### About this task
In the entries below, identify every line with the string "ffffff" and copy it.
===== Excerpted data =====
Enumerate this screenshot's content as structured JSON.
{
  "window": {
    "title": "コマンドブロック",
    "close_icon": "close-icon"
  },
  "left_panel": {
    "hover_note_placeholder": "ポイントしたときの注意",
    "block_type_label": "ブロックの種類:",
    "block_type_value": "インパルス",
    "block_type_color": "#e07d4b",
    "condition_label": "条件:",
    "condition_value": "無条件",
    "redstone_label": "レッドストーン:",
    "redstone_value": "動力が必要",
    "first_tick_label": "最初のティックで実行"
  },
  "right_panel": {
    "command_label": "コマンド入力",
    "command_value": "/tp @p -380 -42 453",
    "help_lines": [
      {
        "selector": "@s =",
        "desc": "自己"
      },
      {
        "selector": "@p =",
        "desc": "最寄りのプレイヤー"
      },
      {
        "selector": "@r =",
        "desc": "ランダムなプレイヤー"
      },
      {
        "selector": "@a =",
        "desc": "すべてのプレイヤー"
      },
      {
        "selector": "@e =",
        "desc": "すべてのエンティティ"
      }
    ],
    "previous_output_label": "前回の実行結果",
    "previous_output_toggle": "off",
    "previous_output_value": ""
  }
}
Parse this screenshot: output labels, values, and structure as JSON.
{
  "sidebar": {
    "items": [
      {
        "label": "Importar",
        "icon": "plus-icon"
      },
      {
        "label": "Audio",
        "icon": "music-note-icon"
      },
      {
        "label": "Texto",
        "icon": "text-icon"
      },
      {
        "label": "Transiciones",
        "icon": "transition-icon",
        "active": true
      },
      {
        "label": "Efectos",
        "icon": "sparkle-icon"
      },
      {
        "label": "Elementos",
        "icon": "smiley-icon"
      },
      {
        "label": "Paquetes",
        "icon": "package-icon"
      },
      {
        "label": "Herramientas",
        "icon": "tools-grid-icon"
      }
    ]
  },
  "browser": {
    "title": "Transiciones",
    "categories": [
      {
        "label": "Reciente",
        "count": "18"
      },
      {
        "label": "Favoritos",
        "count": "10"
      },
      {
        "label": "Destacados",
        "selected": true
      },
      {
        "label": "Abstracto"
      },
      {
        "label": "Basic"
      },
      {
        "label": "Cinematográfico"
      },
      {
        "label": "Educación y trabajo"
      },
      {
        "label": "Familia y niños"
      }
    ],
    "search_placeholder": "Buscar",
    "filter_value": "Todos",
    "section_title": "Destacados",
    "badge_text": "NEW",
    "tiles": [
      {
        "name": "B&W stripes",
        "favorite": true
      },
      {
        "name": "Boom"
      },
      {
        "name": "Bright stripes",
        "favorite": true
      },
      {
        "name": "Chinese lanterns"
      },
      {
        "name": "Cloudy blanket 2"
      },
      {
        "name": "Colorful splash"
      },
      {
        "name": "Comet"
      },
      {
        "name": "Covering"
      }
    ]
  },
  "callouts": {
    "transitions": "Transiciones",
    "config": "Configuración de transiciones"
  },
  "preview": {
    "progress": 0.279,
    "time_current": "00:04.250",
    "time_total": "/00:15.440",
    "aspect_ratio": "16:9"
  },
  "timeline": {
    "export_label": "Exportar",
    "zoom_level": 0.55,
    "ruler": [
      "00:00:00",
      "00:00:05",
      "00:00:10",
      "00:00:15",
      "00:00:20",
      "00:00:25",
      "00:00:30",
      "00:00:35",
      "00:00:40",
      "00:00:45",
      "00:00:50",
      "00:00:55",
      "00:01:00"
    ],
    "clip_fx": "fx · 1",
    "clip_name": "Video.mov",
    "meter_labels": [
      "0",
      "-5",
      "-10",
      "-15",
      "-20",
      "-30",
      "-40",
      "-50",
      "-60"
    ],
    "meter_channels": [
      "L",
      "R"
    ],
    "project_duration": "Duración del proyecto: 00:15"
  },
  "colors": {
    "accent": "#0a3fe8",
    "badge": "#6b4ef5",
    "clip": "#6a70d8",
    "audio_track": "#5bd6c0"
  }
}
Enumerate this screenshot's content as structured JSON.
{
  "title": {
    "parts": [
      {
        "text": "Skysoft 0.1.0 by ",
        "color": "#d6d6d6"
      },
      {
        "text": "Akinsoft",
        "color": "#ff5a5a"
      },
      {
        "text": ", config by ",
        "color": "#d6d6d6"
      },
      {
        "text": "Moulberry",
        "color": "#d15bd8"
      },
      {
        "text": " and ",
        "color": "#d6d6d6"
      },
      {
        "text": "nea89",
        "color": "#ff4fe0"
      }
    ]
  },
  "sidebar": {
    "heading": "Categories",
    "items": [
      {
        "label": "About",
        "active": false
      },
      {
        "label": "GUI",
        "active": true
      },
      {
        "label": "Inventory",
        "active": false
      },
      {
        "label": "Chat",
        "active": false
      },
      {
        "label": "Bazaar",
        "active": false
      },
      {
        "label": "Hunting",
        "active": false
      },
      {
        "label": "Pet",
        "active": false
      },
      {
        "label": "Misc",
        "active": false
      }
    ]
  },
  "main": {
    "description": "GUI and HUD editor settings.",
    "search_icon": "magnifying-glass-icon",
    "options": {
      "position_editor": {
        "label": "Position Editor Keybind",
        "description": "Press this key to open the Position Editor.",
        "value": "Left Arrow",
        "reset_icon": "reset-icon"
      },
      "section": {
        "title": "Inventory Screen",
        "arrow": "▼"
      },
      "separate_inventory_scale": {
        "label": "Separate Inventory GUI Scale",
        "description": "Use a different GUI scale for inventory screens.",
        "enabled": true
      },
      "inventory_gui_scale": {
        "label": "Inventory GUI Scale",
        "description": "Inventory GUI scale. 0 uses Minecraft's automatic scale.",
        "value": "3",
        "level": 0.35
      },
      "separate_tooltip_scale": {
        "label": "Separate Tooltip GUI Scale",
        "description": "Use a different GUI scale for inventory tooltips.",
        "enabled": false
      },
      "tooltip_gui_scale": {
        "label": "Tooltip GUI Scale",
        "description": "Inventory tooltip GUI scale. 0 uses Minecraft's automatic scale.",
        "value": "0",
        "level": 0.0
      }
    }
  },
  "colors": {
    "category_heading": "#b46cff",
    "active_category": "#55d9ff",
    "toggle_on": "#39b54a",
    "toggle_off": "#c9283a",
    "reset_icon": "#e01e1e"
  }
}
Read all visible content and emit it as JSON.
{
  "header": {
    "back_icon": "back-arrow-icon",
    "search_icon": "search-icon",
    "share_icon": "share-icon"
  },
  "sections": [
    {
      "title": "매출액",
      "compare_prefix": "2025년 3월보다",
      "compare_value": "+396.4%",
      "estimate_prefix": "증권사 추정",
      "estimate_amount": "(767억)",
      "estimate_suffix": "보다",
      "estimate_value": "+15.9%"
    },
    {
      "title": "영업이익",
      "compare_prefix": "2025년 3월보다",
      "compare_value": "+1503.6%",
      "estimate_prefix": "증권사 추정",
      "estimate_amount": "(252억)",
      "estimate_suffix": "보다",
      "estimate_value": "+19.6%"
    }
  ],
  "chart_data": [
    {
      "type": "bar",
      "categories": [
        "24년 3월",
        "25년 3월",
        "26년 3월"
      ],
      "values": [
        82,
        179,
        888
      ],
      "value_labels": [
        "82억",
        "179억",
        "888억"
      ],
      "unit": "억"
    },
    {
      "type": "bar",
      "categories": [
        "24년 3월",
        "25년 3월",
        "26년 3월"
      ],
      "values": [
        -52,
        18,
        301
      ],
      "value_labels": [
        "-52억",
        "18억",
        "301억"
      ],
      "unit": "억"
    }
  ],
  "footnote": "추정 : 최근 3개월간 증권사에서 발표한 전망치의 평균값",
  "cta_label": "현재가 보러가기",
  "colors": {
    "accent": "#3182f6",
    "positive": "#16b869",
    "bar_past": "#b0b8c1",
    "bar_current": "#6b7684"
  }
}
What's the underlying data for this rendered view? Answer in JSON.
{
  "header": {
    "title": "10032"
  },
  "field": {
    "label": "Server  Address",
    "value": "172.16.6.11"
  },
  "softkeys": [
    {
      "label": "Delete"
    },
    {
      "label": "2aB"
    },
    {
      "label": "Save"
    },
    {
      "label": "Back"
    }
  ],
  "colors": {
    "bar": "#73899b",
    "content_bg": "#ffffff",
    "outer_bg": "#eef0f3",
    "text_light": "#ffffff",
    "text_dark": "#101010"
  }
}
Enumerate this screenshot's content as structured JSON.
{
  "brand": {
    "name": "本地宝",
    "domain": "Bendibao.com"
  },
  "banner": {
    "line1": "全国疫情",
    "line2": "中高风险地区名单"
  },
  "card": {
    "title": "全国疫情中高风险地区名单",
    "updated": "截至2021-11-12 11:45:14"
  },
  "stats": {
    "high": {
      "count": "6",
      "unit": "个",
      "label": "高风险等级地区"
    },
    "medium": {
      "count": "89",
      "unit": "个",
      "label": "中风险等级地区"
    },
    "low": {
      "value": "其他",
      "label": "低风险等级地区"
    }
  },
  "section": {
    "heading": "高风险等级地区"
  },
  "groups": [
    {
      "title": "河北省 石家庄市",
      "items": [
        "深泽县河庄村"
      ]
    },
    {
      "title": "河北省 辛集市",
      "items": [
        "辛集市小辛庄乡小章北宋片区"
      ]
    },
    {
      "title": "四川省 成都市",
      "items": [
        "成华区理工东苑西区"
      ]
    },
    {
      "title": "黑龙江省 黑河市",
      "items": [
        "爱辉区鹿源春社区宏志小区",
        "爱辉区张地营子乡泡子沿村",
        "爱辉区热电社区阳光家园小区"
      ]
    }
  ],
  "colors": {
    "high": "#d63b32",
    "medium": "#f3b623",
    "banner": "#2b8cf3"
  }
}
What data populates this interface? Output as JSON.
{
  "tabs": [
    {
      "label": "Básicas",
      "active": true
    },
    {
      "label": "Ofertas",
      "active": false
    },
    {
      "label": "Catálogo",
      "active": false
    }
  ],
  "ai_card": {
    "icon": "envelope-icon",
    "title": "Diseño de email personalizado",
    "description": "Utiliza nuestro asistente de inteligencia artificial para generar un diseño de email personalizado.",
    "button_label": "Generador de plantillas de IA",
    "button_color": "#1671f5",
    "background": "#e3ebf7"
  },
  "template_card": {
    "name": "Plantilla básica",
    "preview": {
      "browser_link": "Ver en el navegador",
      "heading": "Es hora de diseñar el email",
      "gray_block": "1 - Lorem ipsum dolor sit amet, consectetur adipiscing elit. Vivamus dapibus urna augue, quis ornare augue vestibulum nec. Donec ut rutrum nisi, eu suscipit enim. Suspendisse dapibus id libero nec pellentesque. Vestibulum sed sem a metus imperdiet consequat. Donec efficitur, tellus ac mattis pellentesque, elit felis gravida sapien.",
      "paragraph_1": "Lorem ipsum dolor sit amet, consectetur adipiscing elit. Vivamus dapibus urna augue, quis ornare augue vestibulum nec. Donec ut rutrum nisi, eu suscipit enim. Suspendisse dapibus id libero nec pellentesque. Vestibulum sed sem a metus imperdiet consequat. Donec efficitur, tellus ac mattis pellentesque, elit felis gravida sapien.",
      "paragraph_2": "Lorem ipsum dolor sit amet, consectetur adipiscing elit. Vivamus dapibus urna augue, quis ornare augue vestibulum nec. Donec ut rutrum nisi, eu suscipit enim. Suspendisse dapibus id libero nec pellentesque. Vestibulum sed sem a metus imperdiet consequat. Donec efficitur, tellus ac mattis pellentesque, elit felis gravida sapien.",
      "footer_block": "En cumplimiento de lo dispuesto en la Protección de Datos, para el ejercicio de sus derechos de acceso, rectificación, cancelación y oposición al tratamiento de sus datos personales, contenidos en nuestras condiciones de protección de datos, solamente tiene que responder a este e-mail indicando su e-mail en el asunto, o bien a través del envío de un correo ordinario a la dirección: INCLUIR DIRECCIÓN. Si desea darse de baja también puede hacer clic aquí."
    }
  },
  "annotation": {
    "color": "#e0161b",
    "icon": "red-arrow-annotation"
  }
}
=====
### Answer to the exercise
    "content_bg": "#ffffff",
    "text_light": "#ffffff",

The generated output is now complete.